How to tell if you’re a financial abuse victim
One in four Australians have experienced some form of financial abuse and this is expected to worsen as the pandemic continues.
A YouGov survey of more than 10,000 Australians on behalf of the Commonwealth Bank found 26 per cent of adults had suffered some form of monetary abuse while another 12 per cent know someone who has been a victim of it.
Financial Counselling Australia's chief executive officer Fiona Guthrie said family violence rates were "skyrocketing" during the lockdown and it often resulted in financial problems among couples.
"It harms people so the first step is to recognise it and depending on the situation you need to think about how you are going to get control over your own financial situation," she said.
"Sometimes people have to set up secret bank accounts."
The research found of those who had experienced financial abuse the most common behaviours included:
• 61 per cent said the perpetrator used all their partner's wages for household expenses while spending their own money on themselves.
• 56 per cent said assets were hidden.
• 55 per cent said the perpetrator took complete control of their partner's finances.
• 55 per cent said the perpetrator refused to contribute to the household expenses.
Ms Guthrie said fewer people had sought free financial help during the pandemic because millions of Australians had increased Jobseeker allowances and were able to access their superannuation early.

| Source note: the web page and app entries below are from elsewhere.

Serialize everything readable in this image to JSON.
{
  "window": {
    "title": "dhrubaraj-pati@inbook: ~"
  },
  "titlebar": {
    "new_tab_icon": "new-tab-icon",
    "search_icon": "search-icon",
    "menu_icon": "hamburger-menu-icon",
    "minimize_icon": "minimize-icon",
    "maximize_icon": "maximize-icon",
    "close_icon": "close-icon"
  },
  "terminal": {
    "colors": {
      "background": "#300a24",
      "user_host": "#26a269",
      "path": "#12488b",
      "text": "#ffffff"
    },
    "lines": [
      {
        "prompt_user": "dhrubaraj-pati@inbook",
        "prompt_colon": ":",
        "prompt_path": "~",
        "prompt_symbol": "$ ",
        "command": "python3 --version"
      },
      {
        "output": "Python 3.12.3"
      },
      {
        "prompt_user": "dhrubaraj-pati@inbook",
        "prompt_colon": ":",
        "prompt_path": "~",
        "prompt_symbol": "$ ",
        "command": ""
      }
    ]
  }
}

"We worry it's the calm before the storm," she said.
The Commonwealth Bank has announced it is increasing its support for those suffering financial abuse caused by domestic and family violence, launching its "Next Chapter" program to offer services, support, resources and research.
The bank's chief executive officer Matt Comyn said financial abuse was a common problem and more help needed to be available.
"It's a hidden epidemic in our country that has directly affected one in four Australian adults and we want to change that," he said.
They are rolling out a new partnership with charitable organisation Good Shepherd to provide free access to people suffering family violence no matter who they bank with.
This includes direct financial assistance, safe banking and referrals to family violence counsellors and experts.
CBA expects to support more than 125,000 customers in vulnerable circumstances over the next five years.
If you are experiencing domestic or family violence call 1800 RESPECT.
IMPACTS OF FINANCIAL ABUSE
• Being left responsible for joint loans following a relationship breakdown.
• Poor credit history.
• Limited opportunity to get employment.
• Lack of funds to cover household expenses.
• Prospect of long-term financial hardship.
Originally published as How to tell if you're a financial abuse victim